Work instructions
The answer must be every line below that contains the string "Patients".
**********
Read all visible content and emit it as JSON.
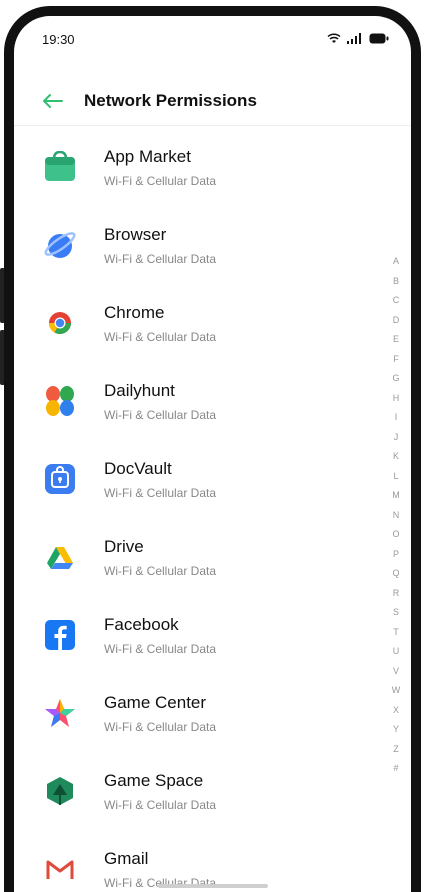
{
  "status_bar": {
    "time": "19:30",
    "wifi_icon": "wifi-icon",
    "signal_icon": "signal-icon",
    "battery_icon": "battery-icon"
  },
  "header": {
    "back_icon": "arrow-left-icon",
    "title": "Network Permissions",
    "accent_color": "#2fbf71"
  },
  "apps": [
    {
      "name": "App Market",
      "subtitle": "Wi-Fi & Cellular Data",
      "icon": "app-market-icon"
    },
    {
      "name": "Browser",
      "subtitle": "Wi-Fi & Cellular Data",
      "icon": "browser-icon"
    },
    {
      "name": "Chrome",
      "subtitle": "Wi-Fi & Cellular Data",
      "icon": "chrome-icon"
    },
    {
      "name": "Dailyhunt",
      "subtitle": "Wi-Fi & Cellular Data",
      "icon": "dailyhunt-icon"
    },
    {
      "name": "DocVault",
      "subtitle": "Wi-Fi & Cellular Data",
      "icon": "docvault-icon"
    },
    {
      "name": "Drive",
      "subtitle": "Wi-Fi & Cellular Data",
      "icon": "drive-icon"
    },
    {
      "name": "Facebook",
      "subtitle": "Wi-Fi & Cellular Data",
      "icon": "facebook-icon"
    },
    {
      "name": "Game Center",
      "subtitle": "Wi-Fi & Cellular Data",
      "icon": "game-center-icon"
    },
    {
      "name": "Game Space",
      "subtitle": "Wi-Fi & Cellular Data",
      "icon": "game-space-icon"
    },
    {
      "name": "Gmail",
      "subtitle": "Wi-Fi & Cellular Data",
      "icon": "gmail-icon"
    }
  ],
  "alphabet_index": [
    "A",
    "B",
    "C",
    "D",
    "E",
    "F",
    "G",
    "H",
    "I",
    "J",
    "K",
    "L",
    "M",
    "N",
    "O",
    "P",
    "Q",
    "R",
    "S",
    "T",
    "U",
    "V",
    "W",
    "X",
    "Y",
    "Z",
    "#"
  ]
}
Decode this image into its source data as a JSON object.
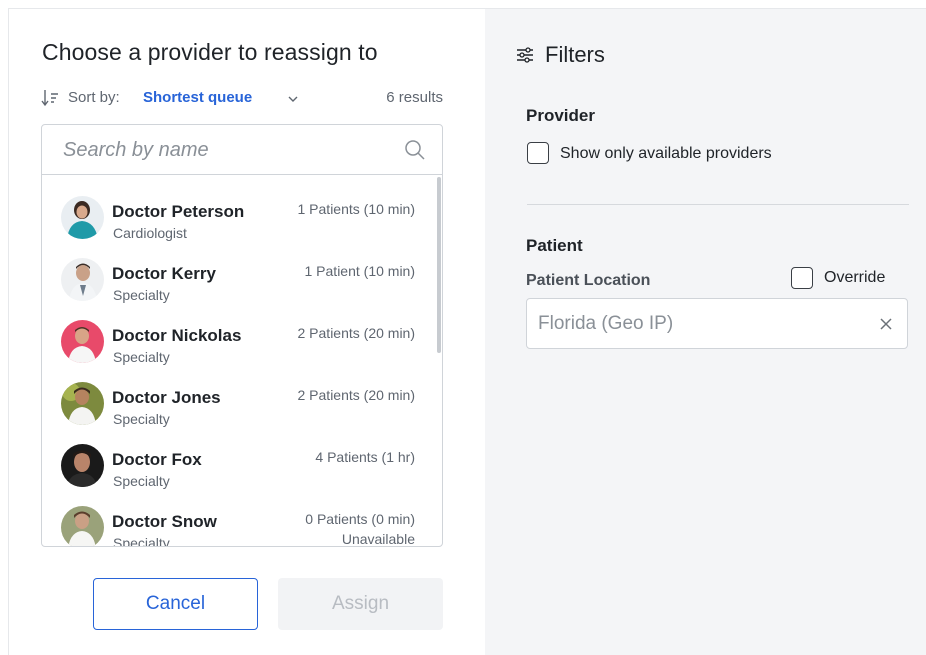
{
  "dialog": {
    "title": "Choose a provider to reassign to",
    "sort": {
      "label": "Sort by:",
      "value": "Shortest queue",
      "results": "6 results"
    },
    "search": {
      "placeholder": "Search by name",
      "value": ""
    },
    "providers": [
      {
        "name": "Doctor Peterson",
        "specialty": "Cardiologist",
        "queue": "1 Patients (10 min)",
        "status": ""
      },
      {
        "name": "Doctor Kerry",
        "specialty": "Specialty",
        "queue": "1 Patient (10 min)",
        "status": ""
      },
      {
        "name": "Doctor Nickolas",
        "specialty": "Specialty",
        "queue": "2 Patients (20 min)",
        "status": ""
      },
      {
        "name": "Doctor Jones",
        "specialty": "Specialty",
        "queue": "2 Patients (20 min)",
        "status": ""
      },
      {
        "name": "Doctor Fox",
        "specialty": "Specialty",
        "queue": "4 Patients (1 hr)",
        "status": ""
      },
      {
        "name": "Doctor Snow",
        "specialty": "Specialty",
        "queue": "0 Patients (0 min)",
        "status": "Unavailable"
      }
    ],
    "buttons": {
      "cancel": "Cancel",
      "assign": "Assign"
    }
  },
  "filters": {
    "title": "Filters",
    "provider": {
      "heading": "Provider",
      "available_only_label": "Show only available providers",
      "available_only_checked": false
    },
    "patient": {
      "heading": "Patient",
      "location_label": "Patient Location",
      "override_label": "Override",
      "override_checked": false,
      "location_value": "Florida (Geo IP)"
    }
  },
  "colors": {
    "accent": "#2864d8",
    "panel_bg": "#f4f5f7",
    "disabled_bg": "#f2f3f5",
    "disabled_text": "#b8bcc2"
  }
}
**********
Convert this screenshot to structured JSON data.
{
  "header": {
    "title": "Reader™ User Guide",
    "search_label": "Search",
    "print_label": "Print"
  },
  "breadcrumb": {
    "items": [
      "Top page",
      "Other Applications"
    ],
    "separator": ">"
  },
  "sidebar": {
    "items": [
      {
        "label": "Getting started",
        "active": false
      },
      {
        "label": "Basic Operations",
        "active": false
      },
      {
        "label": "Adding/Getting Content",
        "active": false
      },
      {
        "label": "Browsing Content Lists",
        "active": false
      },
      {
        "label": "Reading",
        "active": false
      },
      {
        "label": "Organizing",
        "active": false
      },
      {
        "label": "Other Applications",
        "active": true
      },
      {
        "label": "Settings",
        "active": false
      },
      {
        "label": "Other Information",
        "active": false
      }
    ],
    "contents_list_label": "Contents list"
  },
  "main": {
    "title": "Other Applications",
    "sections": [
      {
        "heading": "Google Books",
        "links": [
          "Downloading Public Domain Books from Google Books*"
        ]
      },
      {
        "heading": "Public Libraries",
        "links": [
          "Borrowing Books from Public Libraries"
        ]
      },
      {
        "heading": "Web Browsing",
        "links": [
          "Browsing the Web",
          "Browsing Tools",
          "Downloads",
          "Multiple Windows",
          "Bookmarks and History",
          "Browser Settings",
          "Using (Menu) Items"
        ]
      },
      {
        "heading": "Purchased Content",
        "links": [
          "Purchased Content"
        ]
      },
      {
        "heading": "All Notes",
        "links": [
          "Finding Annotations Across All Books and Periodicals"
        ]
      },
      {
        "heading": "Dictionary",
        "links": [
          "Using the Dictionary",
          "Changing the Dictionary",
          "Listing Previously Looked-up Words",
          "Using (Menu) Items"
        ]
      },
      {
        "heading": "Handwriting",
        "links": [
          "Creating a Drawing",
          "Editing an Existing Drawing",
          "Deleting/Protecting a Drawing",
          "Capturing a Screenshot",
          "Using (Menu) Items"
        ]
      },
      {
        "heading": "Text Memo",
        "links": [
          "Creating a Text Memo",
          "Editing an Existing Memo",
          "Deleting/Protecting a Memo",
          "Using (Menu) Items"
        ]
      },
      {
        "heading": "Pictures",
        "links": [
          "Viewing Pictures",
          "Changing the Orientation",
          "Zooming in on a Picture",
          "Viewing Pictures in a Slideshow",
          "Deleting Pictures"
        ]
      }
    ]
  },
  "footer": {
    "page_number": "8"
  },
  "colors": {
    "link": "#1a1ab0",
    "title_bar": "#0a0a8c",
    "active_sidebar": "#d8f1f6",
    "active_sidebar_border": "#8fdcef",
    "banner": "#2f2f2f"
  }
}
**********
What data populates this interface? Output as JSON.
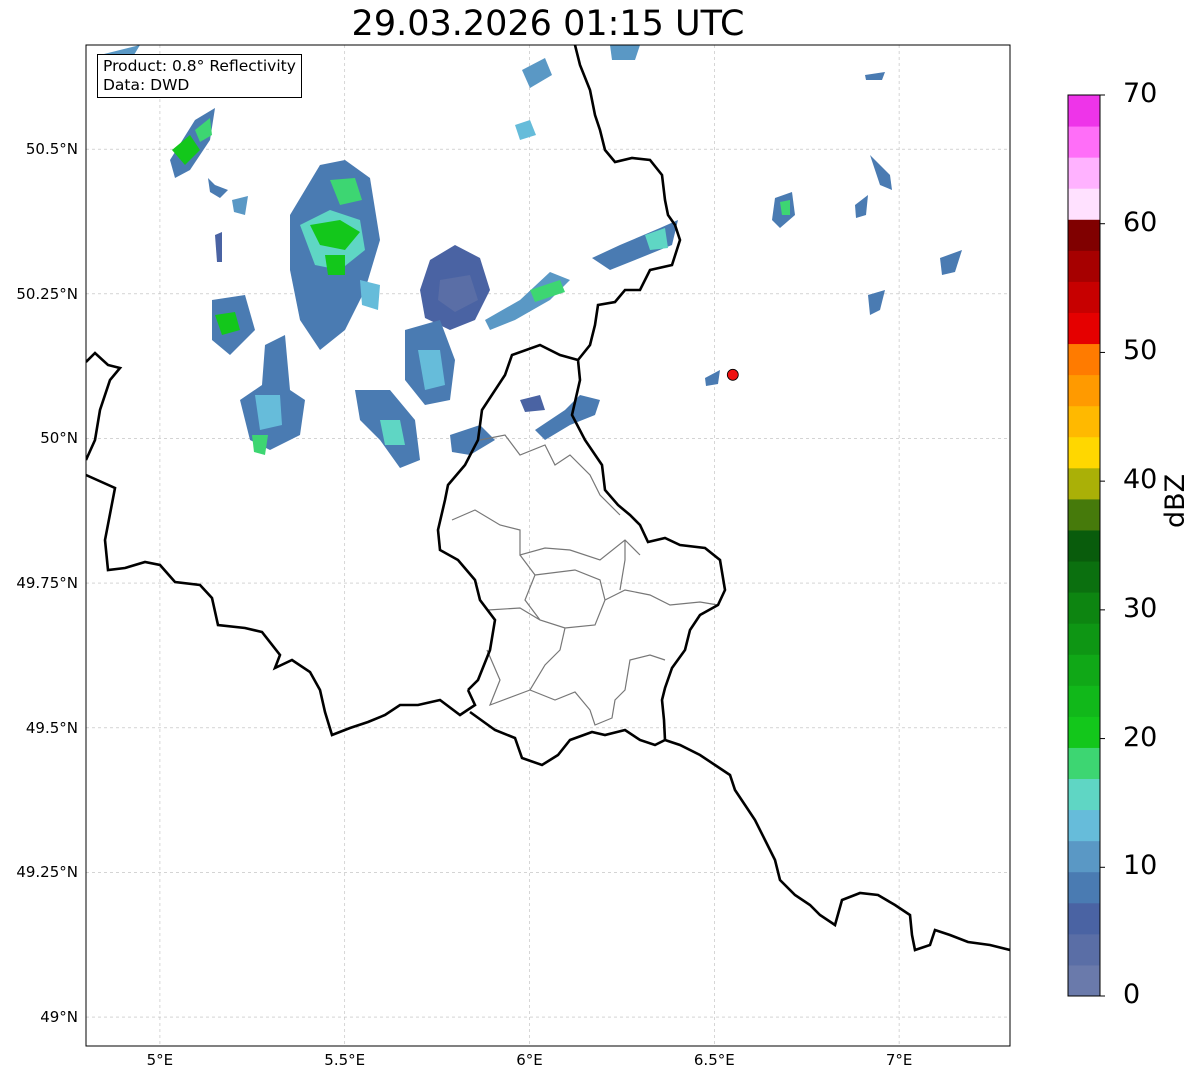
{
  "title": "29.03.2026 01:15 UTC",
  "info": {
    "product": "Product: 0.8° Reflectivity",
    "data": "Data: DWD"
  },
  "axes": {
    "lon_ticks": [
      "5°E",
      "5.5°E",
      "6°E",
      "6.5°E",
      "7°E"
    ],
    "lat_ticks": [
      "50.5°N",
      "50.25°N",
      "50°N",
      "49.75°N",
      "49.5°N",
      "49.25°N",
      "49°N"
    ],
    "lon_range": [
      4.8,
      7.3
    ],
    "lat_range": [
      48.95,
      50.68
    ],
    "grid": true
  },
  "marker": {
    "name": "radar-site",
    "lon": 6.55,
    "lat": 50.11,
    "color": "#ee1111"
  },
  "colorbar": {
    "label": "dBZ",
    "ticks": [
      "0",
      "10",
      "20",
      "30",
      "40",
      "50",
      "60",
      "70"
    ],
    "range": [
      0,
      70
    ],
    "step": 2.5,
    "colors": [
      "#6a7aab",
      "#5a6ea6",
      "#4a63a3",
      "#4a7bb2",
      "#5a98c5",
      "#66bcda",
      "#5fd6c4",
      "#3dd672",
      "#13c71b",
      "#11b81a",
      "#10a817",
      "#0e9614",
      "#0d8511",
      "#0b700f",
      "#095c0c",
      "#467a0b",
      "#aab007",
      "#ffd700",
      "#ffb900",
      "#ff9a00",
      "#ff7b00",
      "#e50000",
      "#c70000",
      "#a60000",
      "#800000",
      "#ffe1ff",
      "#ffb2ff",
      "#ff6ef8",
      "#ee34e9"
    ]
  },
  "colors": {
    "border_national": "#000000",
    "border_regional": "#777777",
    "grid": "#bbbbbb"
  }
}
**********
Completed exercise
        "queue": "1 Patients (10 min)",
        "queue": "2 Patients (20 min)",
        "queue": "2 Patients (20 min)",
        "queue": "4 Patients (1 hr)",
        "queue": "0 Patients (0 min)",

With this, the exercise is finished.